Family life on a military base
Living on a military base is a unique, challenging and fun experience. It is a lot different from living in a regular civilian neighborhood and there are things that can take some getting used to.
Thankfully, knowing some of the following tips in advance can make your transition to on-base living an easier one.
What's that noise?
I can assure you there will be many occasions where you will literally jump out of your skin thanks to what sounds like explosions. Don’t be alarmed... it's most likely soldiers practicing their artillery skills. You can also count on being awakened (depending where you live on base) by the morning bugle call known as “Reveille." For some, your mornings will not only be met by “Reveille", but by the sounds of service members chanting cadence in unison as they do their daily PT (physical training). Lastly, your nights will be met by the mournful sounds of "Taps."
If you’re new to the military life, you’ll soon learn that the majority of the military community shops at the local military-only grocery store on base known as the Commissary. The 1st and the 15th of every month is when the military gets paid — and that is when the Commissary is at its worst. Avoid shopping on payday! Instead go on a Wednesday morning, since most people tend to flock to the Commissary on Mondays needing to replenish their food supply from the weekend past. Another great time to shop at the Commissary is about an hour before closing. Lastly, avoid shopping there during lunch time.
No driving and yapping, and no speeding either
Shockingly there are still quite a few states that haven’t implemented hands-free driving rules for the use of cellphones. Though this may be the case for the state or country you are stationed in, the DOD has implemented hands-free regulations for all military bases. In a nutshell, no matter what the law is outside of base, all military installations will issue you a ticket if you are caught on your phone without a hands-free device. When it comes to speeding, military installations reserve the right to suspend your on-post driving privileges if you receive one too many infractions. It would be really inconvenient to be able to drive in town but not be able to drive on base. Military bases have their own speed limits and police officers. You also don’t want to have to deal with a letter being sent to the service member’s higher up.

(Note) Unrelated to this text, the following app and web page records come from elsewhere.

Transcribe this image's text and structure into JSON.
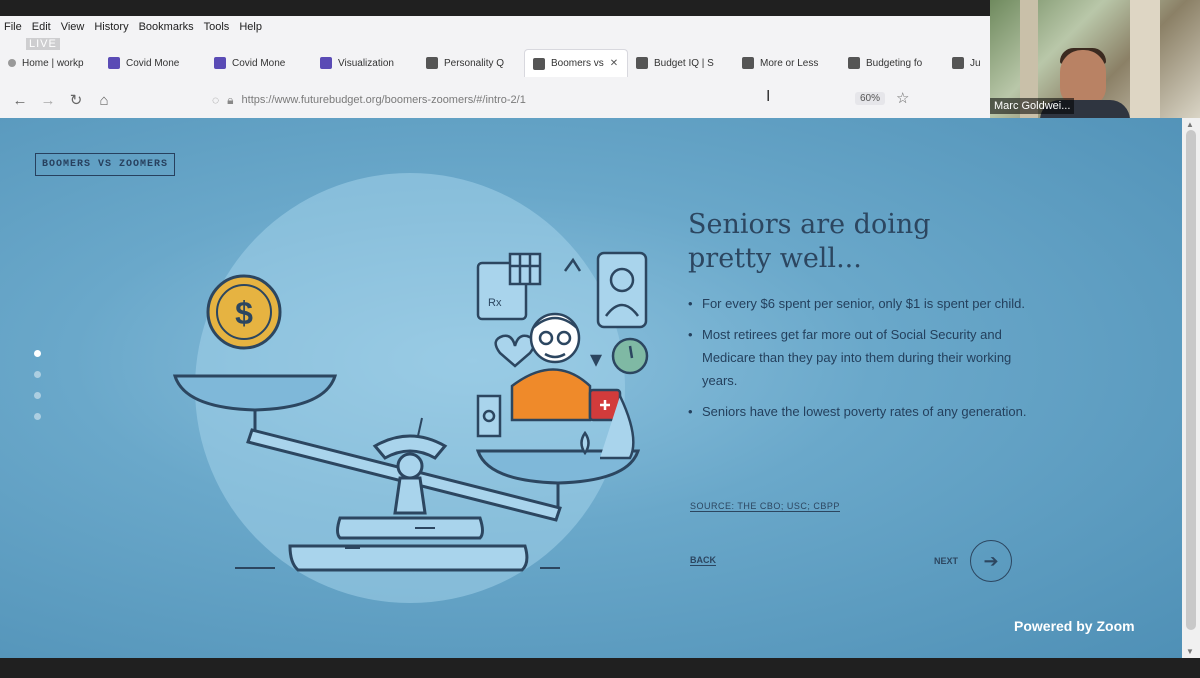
{
  "menu": [
    "File",
    "Edit",
    "View",
    "History",
    "Bookmarks",
    "Tools",
    "Help"
  ],
  "live_badge": "LIVE",
  "tabs": [
    {
      "label": "Home | workp",
      "color": "#888888",
      "active": false
    },
    {
      "label": "Covid Mone",
      "color": "#5a4bb5",
      "active": false
    },
    {
      "label": "Covid Mone",
      "color": "#5a4bb5",
      "active": false
    },
    {
      "label": "Visualization",
      "color": "#5a4bb5",
      "active": false
    },
    {
      "label": "Personality Q",
      "color": "#555555",
      "active": false
    },
    {
      "label": "Boomers vs",
      "color": "#555555",
      "active": true
    },
    {
      "label": "Budget IQ | S",
      "color": "#555555",
      "active": false
    },
    {
      "label": "More or Less",
      "color": "#555555",
      "active": false
    },
    {
      "label": "Budgeting fo",
      "color": "#555555",
      "active": false
    },
    {
      "label": "Ju",
      "color": "#555555",
      "active": false
    }
  ],
  "url": "https://www.futurebudget.org/boomers-zoomers/#/intro-2/1",
  "zoom_level": "60%",
  "webcam": {
    "name": "Marc Goldwei..."
  },
  "page": {
    "badge": "BOOMERS VS ZOOMERS",
    "heading_line1": "Seniors are doing",
    "heading_line2": "pretty well...",
    "bullets": [
      "For every $6 spent per senior, only $1 is spent per child.",
      "Most retirees get far more out of Social Security and Medicare than they pay into them during their working years.",
      "Seniors have the lowest poverty rates of any generation."
    ],
    "source_label": "SOURCE: THE CBO; USC; CBPP",
    "back_label": "BACK",
    "next_label": "NEXT",
    "next_icon": "arrow-right-icon"
  },
  "watermark": "Powered by Zoom",
  "colors": {
    "accent": "#2c4660",
    "background": "#6aa8ca",
    "coin": "#e6b341",
    "shirt": "#ef8a2a"
  }
}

Keep a close eye on your military brats
Raising children and teens on a military base can be an amazing thing. They meet other kids from different places and cultures and there are tons of activities to keep them busy. All that aside, it’s important to understand that you and your family are living on government property and even your children are subject to the regulations of on-base living. Let’s be honest — some kids get into trouble, but getting into trouble one too many times on base could possibly mean having to move off-base or result in disciplinary action for the service member. Many military bases have instituted base-wide curfews for children and teens under a certain age. Be sure to ask about your military installation curfew procedures.
Government housing AKA base housing
Now that you live in base housing, it’s important to properly maintain your home for cleanliness. Although random inspections are very rare anymore, you are still living in government quarters and must care for the home properly. Failure to do so could lead to delays in out processing when it is time for your family to move to your next duty station.
Your military ID is your lifeline
One of the first things all military dependents 10 years of age and older receive is a military ID. Your ID is your lifeline on base. It is needed for almost everything you will ever do, including doctor's appointments, grocery shopping at the commissary and even getting back onto the base if you leave to go somewhere. Your ID is not something you want to lose and it’s not something you want to have to go get again (at least until it expires). Losing your ID is a big inconvenience, and getting a new one can be a time-consuming process.
Boredom is not an option
One of the great things about living on a military installation is that for the most part, each base is equipped with travel offices, recreational centers, free gyms, pools and a local Army Community Services (ACS) building for any other unknown information you may need. You and your family should never be bored with the vast amount of resources and recreation available to you for little or no charge.
More about military families